## Activity
Each line of the listing that contains "created" should be found and copied.

## The records
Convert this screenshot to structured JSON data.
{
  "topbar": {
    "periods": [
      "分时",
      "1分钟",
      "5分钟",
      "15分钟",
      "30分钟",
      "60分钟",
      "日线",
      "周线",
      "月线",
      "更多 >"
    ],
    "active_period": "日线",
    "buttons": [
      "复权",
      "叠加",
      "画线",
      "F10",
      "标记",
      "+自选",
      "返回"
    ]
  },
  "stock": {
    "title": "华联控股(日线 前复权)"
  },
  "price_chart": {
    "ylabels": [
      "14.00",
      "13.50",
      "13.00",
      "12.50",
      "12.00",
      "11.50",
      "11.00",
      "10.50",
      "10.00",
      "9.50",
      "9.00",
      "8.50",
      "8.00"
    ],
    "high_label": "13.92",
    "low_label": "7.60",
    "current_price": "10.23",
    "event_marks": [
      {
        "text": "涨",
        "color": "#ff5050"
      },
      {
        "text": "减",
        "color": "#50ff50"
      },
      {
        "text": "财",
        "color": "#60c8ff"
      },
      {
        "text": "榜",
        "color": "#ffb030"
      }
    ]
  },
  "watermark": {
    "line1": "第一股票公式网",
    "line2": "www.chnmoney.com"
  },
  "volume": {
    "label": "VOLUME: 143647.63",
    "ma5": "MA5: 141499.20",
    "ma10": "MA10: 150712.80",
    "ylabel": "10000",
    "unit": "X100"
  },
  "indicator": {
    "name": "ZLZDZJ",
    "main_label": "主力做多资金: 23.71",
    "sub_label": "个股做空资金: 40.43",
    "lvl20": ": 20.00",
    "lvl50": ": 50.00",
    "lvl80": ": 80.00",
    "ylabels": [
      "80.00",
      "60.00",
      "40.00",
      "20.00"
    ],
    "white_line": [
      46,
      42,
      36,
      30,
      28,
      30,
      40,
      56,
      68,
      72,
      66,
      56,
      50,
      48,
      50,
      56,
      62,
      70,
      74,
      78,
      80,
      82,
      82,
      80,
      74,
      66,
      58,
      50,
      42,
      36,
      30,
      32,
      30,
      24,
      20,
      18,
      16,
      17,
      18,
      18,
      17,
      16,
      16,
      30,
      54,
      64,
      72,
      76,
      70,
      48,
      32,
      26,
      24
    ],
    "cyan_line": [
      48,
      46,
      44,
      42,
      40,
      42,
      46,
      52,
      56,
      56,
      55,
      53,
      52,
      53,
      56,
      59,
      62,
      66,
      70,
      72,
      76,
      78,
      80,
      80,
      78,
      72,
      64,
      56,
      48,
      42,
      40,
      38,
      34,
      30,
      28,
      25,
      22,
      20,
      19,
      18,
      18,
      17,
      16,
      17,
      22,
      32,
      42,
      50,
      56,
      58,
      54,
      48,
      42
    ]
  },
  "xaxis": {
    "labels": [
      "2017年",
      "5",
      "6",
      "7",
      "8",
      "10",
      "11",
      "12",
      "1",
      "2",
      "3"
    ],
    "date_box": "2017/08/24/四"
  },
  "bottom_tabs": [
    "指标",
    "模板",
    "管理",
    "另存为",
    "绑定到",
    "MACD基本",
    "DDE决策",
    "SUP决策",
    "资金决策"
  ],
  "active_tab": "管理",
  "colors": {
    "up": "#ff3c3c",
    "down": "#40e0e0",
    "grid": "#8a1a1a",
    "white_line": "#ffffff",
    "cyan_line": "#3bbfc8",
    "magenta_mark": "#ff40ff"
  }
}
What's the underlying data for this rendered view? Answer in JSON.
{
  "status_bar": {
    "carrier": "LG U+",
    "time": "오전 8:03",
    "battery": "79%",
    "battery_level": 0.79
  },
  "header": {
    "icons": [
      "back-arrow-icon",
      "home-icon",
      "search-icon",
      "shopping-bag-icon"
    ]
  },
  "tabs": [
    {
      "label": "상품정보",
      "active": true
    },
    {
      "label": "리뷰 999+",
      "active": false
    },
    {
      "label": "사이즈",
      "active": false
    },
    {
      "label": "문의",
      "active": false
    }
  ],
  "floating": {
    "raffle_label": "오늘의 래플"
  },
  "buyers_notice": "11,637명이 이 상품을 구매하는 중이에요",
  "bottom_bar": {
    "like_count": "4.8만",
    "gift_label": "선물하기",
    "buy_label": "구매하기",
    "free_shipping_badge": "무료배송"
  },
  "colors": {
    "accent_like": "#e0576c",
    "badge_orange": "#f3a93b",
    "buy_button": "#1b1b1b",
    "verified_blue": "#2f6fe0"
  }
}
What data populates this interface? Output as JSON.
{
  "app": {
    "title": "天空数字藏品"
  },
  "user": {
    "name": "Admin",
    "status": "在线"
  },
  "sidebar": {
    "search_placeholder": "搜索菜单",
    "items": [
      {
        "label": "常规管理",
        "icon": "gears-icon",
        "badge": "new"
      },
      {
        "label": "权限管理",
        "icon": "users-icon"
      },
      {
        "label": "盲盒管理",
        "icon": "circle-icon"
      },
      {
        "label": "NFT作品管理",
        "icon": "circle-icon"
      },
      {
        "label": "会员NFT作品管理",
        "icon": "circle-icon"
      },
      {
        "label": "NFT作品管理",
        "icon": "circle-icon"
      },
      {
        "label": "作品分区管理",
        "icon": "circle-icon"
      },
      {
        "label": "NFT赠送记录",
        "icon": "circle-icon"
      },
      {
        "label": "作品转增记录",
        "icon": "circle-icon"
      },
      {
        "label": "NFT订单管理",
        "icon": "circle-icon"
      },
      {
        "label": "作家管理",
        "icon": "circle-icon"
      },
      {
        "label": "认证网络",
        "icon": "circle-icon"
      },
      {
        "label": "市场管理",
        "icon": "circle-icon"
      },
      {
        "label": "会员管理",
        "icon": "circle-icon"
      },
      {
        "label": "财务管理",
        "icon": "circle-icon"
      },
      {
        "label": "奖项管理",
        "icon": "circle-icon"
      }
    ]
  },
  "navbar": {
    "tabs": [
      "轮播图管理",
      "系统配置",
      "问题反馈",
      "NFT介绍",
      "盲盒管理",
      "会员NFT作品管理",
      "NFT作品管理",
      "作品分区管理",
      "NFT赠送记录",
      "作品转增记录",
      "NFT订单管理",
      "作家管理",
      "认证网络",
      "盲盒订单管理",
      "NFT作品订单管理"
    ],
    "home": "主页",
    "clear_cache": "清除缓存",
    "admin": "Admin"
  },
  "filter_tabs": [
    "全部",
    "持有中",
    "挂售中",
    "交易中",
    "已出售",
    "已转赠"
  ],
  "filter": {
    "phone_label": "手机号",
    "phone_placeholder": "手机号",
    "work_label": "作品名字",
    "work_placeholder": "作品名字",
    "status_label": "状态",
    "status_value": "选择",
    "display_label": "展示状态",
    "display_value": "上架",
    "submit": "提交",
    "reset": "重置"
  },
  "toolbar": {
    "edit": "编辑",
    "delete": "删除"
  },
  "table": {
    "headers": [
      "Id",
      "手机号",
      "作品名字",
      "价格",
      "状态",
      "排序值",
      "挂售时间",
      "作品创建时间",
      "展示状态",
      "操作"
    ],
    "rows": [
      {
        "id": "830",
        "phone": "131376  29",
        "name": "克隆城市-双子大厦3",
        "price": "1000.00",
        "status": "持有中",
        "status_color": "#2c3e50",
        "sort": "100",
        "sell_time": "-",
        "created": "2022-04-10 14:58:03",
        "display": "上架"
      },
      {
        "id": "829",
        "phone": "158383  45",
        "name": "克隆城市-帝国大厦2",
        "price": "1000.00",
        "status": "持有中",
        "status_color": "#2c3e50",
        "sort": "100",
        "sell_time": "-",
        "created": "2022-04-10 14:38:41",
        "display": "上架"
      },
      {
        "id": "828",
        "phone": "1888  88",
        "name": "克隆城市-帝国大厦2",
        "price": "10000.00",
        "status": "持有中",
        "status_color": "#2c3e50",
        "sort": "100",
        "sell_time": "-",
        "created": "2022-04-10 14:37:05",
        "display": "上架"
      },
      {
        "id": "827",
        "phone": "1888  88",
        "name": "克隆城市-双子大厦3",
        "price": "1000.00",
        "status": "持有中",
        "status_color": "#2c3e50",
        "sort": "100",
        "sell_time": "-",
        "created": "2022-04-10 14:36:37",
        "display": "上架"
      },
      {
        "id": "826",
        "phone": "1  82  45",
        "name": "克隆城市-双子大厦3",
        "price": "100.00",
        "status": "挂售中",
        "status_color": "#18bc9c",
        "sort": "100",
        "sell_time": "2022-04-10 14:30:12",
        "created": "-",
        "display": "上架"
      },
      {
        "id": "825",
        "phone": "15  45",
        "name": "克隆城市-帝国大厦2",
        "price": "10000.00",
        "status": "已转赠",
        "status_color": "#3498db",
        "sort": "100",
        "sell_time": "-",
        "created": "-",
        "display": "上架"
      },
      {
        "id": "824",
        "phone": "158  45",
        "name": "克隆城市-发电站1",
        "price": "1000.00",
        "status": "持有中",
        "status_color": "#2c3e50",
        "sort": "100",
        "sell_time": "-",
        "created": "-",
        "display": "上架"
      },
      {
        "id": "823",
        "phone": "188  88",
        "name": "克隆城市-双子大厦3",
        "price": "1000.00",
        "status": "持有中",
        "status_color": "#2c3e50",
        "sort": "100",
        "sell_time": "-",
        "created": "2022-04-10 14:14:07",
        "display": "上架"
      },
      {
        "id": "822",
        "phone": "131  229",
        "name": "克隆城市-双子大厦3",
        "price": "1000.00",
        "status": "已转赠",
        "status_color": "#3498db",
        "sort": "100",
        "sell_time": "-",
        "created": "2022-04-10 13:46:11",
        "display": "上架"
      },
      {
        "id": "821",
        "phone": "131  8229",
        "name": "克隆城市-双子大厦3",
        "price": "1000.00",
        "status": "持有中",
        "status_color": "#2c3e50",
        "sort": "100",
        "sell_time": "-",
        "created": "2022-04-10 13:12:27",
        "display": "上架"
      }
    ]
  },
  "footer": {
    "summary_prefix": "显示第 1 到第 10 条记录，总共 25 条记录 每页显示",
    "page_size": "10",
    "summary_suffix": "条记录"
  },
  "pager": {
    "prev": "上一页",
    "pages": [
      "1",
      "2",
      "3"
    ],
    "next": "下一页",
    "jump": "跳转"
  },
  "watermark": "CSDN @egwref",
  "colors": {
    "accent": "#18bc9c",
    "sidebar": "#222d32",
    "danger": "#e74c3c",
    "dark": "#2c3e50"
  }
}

## Solved exercise
        "created": "2022-04-10 14:58:03",
        "created": "2022-04-10 14:38:41",
        "created": "2022-04-10 14:37:05",
        "created": "2022-04-10 14:36:37",
        "created": "-",
        "created": "-",
        "created": "-",
        "created": "2022-04-10 14:14:07",
        "created": "2022-04-10 13:46:11",
        "created": "2022-04-10 13:12:27",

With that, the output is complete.